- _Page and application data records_
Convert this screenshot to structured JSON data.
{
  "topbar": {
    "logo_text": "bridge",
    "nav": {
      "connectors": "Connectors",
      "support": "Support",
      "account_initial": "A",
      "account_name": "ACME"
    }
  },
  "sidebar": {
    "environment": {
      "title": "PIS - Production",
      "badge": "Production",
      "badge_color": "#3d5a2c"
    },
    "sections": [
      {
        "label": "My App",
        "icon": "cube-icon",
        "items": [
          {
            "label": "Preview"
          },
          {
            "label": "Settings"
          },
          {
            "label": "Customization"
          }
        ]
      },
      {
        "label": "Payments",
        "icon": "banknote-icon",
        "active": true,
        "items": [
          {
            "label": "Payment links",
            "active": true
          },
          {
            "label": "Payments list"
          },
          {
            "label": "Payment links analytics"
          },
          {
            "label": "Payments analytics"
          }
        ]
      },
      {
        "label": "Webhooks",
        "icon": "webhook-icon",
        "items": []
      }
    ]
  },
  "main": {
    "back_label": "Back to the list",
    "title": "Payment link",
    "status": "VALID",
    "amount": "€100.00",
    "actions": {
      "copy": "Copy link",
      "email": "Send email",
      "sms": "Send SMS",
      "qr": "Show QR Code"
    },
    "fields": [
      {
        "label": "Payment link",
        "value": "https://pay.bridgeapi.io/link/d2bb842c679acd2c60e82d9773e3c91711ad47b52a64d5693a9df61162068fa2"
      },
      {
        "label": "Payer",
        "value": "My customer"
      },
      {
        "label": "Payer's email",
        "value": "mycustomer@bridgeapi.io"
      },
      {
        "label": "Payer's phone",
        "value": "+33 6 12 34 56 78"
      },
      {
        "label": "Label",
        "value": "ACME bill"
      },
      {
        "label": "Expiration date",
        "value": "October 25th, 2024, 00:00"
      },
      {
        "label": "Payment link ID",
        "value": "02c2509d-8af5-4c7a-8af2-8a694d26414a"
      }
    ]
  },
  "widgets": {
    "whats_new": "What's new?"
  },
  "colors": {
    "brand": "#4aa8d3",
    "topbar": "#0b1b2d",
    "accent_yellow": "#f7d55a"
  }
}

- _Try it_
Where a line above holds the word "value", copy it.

- _Written reply_
        "value": "https://pay.bridgeapi.io/link/d2bb842c679acd2c60e82d9773e3c91711ad47b52a64d5693a9df61162068fa2"
        "value": "My customer"
        "value": "mycustomer@bridgeapi.io"
        "value": "+33 6 12 34 56 78"
        "value": "ACME bill"
        "value": "October 25th, 2024, 00:00"
        "value": "02c2509d-8af5-4c7a-8af2-8a694d26414a"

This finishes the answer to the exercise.